### Your objective:
Without omitting anything, copy the data exactly.

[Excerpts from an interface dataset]

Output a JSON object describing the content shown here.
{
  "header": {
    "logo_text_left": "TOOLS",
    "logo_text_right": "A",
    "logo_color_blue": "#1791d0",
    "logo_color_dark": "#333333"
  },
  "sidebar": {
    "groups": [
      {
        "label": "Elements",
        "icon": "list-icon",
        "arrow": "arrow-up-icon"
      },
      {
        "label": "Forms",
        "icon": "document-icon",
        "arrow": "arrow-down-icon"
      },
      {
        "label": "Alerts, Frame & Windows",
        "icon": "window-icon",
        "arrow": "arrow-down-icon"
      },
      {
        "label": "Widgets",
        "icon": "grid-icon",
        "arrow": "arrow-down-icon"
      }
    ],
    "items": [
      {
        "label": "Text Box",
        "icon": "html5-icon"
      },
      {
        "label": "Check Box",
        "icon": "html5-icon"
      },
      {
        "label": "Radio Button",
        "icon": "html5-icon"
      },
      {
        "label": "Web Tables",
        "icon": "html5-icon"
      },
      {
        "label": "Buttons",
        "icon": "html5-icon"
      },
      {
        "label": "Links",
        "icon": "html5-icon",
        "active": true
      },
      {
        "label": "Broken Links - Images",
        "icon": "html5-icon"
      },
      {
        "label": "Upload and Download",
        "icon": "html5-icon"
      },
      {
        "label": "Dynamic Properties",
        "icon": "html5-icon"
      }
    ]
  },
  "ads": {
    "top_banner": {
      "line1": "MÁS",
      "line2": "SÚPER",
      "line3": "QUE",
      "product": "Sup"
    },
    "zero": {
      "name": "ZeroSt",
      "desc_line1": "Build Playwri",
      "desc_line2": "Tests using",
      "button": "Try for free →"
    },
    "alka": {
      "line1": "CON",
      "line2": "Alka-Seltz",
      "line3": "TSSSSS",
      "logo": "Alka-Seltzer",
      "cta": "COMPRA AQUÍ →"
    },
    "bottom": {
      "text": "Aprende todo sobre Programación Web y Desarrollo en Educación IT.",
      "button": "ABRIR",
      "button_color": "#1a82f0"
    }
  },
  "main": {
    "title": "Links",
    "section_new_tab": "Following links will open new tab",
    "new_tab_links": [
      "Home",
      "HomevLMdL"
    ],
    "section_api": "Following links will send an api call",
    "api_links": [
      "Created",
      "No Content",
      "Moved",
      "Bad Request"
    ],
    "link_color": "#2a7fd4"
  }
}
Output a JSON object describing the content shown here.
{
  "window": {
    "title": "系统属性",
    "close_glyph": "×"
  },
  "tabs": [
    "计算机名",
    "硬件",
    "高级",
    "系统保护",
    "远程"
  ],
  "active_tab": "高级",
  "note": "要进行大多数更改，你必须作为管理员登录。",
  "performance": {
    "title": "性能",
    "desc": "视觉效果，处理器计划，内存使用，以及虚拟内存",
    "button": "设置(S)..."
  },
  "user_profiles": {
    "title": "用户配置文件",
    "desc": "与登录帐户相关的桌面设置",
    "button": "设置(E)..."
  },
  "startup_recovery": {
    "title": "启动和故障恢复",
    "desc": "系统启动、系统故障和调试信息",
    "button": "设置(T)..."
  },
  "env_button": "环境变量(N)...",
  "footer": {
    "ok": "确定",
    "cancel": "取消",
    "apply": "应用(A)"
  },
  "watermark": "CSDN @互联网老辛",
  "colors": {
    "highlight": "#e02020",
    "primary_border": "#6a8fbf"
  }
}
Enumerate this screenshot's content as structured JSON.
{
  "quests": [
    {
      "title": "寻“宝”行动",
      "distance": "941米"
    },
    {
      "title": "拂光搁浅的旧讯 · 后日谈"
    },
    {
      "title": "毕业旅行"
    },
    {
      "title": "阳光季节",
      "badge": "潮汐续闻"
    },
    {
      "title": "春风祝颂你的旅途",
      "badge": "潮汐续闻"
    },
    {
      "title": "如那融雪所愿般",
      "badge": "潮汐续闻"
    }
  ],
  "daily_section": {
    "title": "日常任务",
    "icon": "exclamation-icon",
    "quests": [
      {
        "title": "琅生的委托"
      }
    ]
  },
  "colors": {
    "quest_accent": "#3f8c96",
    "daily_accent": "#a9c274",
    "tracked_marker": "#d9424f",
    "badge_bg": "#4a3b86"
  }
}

### Exercise output:
Output a JSON object describing the content shown here.
{
  "header": {
    "logo_text_left": "TOOLS",
    "logo_text_right": "A",
    "logo_color_blue": "#1791d0",
    "logo_color_dark": "#333333"
  },
  "sidebar": {
    "groups": [
      {
        "label": "Elements",
        "icon": "list-icon",
        "arrow": "arrow-up-icon"
      },
      {
        "label": "Forms",
        "icon": "document-icon",
        "arrow": "arrow-down-icon"
      },
      {
        "label": "Alerts, Frame & Windows",
        "icon": "window-icon",
        "arrow": "arrow-down-icon"
      },
      {
        "label": "Widgets",
        "icon": "grid-icon",
        "arrow": "arrow-down-icon"
      }
    ],
    "items": [
      {
        "label": "Text Box",
        "icon": "html5-icon"
      },
      {
        "label": "Check Box",
        "icon": "html5-icon"
      },
      {
        "label": "Radio Button",
        "icon": "html5-icon"
      },
      {
        "label": "Web Tables",
        "icon": "html5-icon"
      },
      {
        "label": "Buttons",
        "icon": "html5-icon"
      },
      {
        "label": "Links",
        "icon": "html5-icon",
        "active": true
      },
      {
        "label": "Broken Links - Images",
        "icon": "html5-icon"
      },
      {
        "label": "Upload and Download",
        "icon": "html5-icon"
      },
      {
        "label": "Dynamic Properties",
        "icon": "html5-icon"
      }
    ]
  },
  "ads": {
    "top_banner": {
      "line1": "MÁS",
      "line2": "SÚPER",
      "line3": "QUE",
      "product": "Sup"
    },
    "zero": {
      "name": "ZeroSt",
      "desc_line1": "Build Playwri",
      "desc_line2": "Tests using",
      "button": "Try for free →"
    },
    "alka": {
      "line1": "CON",
      "line2": "Alka-Seltz",
      "line3": "TSSSSS",
      "logo": "Alka-Seltzer",
      "cta": "COMPRA AQUÍ →"
    },
    "bottom": {
      "text": "Aprende todo sobre Programación Web y Desarrollo en Educación IT.",
      "button": "ABRIR",
      "button_color": "#1a82f0"
    }
  },
  "main": {
    "title": "Links",
    "section_new_tab": "Following links will open new tab",
    "new_tab_links": [
      "Home",
      "HomevLMdL"
    ],
    "section_api": "Following links will send an api call",
    "api_links": [
      "Created",
      "No Content",
      "Moved",
      "Bad Request"
    ],
    "link_color": "#2a7fd4"
  }
}
Output a JSON object describing the content shown here.
{
  "window": {
    "title": "系统属性",
    "close_glyph": "×"
  },
  "tabs": [
    "计算机名",
    "硬件",
    "高级",
    "系统保护",
    "远程"
  ],
  "active_tab": "高级",
  "note": "要进行大多数更改，你必须作为管理员登录。",
  "performance": {
    "title": "性能",
    "desc": "视觉效果，处理器计划，内存使用，以及虚拟内存",
    "button": "设置(S)..."
  },
  "user_profiles": {
    "title": "用户配置文件",
    "desc": "与登录帐户相关的桌面设置",
    "button": "设置(E)..."
  },
  "startup_recovery": {
    "title": "启动和故障恢复",
    "desc": "系统启动、系统故障和调试信息",
    "button": "设置(T)..."
  },
  "env_button": "环境变量(N)...",
  "footer": {
    "ok": "确定",
    "cancel": "取消",
    "apply": "应用(A)"
  },
  "watermark": "CSDN @互联网老辛",
  "colors": {
    "highlight": "#e02020",
    "primary_border": "#6a8fbf"
  }
}
Enumerate this screenshot's content as structured JSON.
{
  "quests": [
    {
      "title": "寻“宝”行动",
      "distance": "941米"
    },
    {
      "title": "拂光搁浅的旧讯 · 后日谈"
    },
    {
      "title": "毕业旅行"
    },
    {
      "title": "阳光季节",
      "badge": "潮汐续闻"
    },
    {
      "title": "春风祝颂你的旅途",
      "badge": "潮汐续闻"
    },
    {
      "title": "如那融雪所愿般",
      "badge": "潮汐续闻"
    }
  ],
  "daily_section": {
    "title": "日常任务",
    "icon": "exclamation-icon",
    "quests": [
      {
        "title": "琅生的委托"
      }
    ]
  },
  "colors": {
    "quest_accent": "#3f8c96",
    "daily_accent": "#a9c274",
    "tracked_marker": "#d9424f",
    "badge_bg": "#4a3b86"
  }
}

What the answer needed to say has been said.